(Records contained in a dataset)
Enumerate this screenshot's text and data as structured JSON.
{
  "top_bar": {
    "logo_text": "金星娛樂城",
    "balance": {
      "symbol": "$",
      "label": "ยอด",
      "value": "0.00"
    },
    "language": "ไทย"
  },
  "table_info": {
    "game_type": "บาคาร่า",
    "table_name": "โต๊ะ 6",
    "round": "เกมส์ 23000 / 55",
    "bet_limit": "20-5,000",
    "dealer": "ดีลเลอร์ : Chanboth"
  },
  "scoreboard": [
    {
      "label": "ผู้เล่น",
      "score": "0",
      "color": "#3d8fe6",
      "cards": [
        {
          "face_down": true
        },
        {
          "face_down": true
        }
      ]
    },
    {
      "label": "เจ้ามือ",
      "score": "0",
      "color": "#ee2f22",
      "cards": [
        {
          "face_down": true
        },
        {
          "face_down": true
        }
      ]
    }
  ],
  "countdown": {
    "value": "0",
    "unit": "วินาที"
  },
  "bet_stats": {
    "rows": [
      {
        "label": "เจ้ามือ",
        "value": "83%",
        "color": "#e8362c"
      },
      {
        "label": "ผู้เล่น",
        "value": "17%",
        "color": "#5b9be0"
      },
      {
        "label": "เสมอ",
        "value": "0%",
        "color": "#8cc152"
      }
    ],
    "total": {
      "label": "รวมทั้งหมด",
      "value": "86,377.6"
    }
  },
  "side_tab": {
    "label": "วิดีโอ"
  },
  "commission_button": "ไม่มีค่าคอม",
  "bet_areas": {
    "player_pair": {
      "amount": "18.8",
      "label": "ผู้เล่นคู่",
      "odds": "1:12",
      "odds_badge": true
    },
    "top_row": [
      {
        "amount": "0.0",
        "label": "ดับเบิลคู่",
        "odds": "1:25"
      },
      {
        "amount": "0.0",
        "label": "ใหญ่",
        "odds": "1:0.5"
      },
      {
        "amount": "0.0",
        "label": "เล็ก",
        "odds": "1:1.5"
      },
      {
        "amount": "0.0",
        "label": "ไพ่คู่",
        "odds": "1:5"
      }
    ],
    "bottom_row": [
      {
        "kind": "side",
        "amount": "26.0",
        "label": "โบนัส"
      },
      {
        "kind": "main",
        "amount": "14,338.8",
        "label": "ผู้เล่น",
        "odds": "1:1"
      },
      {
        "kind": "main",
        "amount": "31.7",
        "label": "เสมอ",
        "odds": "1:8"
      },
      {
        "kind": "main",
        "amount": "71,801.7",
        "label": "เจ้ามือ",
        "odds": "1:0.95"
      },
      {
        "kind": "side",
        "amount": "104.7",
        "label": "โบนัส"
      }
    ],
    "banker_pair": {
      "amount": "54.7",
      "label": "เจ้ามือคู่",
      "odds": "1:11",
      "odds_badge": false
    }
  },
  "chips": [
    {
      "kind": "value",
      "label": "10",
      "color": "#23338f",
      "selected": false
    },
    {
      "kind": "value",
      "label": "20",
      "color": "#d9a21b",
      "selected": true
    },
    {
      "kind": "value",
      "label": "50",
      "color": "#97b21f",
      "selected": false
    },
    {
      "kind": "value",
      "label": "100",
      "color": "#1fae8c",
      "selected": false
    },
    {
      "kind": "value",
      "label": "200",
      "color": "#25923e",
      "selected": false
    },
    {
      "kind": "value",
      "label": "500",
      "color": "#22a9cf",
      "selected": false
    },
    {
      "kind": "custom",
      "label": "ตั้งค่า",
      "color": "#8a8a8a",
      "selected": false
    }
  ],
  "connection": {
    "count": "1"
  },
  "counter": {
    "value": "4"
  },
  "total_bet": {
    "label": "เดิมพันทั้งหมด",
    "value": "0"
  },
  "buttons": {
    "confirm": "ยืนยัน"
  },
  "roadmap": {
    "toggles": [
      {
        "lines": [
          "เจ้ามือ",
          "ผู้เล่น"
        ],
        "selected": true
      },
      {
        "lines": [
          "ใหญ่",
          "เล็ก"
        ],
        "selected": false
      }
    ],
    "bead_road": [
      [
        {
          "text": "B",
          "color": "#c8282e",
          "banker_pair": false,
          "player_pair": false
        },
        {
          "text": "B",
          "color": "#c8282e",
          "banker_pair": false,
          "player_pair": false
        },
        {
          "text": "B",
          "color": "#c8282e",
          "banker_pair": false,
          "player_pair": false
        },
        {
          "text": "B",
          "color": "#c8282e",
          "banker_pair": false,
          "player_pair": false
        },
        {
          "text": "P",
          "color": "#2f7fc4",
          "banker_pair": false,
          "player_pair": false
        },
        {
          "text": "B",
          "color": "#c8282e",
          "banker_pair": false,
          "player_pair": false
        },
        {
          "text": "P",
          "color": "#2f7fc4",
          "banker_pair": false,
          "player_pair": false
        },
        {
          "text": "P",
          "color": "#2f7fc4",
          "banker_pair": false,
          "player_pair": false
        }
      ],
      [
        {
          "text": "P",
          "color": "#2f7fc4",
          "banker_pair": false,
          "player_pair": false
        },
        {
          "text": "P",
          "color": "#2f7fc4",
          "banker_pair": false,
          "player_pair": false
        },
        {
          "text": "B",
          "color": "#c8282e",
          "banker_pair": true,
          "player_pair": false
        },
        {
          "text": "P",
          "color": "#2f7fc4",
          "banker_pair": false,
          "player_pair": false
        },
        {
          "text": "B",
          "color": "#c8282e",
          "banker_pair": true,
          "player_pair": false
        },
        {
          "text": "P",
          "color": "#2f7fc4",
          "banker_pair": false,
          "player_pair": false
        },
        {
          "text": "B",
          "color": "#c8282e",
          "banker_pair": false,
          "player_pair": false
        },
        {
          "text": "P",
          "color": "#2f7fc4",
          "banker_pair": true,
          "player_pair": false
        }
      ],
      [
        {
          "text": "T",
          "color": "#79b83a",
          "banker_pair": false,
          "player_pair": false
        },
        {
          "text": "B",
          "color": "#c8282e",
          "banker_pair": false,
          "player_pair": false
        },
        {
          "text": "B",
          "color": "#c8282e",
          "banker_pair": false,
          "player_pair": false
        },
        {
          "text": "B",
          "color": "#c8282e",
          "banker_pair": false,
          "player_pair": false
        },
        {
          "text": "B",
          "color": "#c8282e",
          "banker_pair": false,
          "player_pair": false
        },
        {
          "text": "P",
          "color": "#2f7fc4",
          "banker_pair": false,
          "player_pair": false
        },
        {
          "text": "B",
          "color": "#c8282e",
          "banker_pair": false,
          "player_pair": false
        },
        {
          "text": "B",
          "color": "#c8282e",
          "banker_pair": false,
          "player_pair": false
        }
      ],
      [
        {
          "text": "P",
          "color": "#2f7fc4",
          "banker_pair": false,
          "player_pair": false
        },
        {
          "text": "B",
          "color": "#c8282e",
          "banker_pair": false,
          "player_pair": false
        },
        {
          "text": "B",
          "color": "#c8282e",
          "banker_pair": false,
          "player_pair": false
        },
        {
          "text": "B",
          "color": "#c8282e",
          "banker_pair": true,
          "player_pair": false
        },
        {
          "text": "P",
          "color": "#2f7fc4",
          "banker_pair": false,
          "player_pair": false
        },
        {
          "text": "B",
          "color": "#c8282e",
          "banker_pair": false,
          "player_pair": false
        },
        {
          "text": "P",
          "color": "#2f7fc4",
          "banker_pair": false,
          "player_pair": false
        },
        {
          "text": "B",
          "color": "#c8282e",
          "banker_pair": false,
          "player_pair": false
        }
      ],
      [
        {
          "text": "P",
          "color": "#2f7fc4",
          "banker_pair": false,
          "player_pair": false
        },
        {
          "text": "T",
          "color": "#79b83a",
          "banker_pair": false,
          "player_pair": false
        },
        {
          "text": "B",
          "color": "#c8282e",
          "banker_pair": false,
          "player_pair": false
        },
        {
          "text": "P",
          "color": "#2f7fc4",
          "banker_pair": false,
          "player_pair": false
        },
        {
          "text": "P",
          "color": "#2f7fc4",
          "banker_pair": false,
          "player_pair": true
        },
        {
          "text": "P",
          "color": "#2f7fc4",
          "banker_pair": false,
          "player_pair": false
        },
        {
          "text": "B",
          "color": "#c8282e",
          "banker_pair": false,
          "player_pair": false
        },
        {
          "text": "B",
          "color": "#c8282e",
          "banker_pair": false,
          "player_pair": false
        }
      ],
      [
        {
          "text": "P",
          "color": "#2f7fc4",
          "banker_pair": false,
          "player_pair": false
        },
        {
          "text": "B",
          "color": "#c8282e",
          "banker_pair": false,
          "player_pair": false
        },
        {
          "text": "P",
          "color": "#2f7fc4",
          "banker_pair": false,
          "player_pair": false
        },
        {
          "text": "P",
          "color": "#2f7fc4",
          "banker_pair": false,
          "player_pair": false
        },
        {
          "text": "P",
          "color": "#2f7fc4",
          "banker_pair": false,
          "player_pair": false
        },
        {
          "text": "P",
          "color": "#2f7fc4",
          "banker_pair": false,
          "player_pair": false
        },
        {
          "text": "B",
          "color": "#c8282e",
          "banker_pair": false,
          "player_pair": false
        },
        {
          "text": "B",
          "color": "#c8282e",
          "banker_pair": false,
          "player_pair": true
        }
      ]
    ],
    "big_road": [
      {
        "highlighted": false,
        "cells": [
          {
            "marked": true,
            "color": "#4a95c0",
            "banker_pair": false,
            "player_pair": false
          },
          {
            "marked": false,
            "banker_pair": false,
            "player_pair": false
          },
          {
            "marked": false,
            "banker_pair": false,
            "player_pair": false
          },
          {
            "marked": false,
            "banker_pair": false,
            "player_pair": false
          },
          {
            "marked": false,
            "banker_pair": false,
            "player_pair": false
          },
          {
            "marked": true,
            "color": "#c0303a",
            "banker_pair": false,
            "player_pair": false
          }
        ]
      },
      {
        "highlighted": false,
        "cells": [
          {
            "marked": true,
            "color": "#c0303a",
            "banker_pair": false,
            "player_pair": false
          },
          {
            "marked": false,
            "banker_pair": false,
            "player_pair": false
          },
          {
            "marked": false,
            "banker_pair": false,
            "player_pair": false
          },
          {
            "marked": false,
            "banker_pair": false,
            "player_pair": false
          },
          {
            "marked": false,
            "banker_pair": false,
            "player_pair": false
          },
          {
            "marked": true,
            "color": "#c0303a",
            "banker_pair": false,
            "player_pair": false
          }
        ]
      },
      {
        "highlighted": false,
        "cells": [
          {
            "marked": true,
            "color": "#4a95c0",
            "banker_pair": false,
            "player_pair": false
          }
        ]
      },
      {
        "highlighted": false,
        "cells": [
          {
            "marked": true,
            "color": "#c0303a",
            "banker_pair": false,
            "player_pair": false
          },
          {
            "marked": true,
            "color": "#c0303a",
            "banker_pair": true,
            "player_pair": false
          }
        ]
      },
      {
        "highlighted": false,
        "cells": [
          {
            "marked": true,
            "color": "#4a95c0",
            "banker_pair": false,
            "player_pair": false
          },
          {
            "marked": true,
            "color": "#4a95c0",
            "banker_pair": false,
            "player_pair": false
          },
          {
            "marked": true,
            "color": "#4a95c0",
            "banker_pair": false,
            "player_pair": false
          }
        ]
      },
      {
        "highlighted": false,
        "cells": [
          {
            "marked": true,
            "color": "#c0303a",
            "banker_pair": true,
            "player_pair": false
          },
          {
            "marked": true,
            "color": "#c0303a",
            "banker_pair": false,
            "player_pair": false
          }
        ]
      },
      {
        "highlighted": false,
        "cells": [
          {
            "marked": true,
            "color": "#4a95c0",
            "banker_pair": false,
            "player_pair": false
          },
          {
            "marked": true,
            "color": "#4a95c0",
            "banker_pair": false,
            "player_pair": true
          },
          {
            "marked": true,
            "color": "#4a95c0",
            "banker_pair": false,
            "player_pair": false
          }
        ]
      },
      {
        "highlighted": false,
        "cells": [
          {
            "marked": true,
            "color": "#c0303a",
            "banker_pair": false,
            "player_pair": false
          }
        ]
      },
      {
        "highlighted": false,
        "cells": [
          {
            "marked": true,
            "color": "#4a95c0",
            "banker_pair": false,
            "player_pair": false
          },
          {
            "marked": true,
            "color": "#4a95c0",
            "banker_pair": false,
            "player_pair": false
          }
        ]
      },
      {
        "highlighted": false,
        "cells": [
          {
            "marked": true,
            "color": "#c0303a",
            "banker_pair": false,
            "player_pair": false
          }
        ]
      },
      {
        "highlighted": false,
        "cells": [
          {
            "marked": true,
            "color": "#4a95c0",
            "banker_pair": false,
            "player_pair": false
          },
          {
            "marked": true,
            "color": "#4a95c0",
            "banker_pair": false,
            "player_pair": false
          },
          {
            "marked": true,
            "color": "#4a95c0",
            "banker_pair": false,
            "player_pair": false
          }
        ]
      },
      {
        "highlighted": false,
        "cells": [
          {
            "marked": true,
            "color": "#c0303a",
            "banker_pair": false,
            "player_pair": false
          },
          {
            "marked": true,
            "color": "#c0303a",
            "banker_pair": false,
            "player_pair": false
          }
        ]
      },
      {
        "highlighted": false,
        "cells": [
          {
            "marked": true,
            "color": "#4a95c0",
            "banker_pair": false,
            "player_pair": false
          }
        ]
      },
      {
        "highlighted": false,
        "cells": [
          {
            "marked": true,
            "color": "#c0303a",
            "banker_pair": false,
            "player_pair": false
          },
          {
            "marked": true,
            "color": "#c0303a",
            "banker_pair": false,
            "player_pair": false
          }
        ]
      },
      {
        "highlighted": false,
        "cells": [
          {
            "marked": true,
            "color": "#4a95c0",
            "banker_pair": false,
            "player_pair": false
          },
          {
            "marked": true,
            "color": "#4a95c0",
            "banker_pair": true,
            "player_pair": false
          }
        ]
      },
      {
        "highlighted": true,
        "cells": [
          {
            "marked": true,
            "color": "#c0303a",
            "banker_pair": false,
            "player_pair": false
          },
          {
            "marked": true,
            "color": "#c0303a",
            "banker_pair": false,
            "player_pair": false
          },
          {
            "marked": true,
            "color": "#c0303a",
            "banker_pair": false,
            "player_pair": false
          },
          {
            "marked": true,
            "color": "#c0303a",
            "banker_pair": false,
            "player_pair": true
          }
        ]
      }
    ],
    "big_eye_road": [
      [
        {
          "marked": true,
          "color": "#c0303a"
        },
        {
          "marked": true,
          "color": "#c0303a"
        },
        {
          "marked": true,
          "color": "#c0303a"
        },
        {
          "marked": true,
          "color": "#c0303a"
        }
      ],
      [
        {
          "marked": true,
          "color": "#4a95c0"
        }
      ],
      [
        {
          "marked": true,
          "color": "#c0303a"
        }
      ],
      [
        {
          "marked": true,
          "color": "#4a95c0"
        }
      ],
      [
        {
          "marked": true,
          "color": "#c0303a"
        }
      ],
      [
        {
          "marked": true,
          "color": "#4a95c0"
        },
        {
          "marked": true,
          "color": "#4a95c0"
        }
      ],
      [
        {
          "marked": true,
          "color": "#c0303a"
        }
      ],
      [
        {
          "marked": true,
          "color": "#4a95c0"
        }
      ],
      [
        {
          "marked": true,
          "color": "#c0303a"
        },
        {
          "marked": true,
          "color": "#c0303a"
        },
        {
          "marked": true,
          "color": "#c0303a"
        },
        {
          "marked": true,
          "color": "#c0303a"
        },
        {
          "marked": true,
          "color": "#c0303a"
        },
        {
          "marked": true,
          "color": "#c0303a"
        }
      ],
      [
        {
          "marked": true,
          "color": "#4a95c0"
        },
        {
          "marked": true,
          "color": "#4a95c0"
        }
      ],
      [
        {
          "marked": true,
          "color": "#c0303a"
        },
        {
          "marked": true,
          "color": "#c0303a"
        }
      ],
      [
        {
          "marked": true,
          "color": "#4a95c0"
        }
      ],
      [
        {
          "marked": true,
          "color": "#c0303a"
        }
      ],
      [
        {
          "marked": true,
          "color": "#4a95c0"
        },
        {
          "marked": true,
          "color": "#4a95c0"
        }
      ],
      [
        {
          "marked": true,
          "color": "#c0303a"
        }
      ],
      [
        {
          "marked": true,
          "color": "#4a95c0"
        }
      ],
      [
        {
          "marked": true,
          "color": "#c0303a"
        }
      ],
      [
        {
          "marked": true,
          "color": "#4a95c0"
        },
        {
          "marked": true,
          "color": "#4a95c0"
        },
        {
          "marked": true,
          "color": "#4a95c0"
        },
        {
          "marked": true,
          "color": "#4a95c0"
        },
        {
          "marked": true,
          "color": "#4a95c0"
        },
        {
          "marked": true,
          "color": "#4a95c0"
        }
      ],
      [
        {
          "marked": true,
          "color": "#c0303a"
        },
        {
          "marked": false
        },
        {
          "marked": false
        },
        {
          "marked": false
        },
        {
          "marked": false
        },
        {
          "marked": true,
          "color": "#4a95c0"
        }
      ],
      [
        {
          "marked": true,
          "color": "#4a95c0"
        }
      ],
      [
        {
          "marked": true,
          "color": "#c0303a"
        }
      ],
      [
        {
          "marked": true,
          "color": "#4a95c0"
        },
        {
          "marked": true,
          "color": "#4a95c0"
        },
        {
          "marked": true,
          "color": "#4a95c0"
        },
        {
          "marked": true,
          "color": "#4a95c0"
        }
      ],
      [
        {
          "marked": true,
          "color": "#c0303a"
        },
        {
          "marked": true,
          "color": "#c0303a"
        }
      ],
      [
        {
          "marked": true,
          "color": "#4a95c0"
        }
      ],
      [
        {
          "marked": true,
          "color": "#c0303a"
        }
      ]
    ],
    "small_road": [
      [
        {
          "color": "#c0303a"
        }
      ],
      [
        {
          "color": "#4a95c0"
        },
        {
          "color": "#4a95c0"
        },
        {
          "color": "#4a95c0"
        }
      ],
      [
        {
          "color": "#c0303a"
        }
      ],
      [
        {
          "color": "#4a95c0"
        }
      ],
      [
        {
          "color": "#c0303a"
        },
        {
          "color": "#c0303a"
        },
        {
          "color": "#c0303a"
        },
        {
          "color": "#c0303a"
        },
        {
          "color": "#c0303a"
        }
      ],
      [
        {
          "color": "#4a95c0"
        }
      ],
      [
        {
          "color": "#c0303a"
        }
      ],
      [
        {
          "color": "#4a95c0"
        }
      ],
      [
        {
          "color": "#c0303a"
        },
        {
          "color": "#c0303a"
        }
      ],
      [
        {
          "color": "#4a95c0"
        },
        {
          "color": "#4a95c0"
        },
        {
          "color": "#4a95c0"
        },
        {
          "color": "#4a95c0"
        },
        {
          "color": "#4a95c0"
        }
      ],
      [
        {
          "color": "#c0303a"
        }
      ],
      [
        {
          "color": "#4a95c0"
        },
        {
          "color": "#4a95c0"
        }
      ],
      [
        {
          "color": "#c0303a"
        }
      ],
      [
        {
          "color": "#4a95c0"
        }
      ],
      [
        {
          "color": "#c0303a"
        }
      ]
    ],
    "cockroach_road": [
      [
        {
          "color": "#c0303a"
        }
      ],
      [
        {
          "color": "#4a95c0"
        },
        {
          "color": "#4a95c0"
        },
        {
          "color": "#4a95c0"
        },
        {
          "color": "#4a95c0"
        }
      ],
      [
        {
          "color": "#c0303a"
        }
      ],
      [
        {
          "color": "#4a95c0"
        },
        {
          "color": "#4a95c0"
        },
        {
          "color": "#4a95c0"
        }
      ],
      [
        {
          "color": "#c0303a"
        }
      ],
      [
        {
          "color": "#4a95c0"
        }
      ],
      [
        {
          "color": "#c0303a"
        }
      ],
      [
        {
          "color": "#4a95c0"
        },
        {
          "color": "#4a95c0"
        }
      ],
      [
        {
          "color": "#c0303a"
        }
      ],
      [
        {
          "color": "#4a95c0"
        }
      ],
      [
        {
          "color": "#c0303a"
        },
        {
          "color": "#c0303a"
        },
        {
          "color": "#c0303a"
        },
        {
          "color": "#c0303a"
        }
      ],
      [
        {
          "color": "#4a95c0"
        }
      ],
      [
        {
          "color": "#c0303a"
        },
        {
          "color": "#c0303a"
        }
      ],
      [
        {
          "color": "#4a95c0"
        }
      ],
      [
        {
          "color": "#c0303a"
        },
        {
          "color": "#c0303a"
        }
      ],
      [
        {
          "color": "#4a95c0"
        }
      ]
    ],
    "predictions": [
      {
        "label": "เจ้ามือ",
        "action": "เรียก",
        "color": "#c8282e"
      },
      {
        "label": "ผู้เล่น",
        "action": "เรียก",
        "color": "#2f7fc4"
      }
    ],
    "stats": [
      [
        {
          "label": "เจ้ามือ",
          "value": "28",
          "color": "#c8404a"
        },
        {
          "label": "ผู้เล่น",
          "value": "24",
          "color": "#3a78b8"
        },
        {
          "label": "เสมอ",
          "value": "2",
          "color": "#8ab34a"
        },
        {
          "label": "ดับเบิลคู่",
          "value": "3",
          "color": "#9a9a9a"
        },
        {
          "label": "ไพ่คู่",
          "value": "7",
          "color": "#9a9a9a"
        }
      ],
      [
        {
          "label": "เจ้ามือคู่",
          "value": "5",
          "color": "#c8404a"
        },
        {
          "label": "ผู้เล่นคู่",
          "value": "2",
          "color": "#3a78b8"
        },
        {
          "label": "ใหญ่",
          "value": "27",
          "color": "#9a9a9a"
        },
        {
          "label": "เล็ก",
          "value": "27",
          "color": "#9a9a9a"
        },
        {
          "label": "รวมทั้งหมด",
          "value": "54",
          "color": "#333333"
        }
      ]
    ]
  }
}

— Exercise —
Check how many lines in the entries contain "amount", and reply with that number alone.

— Written response —
11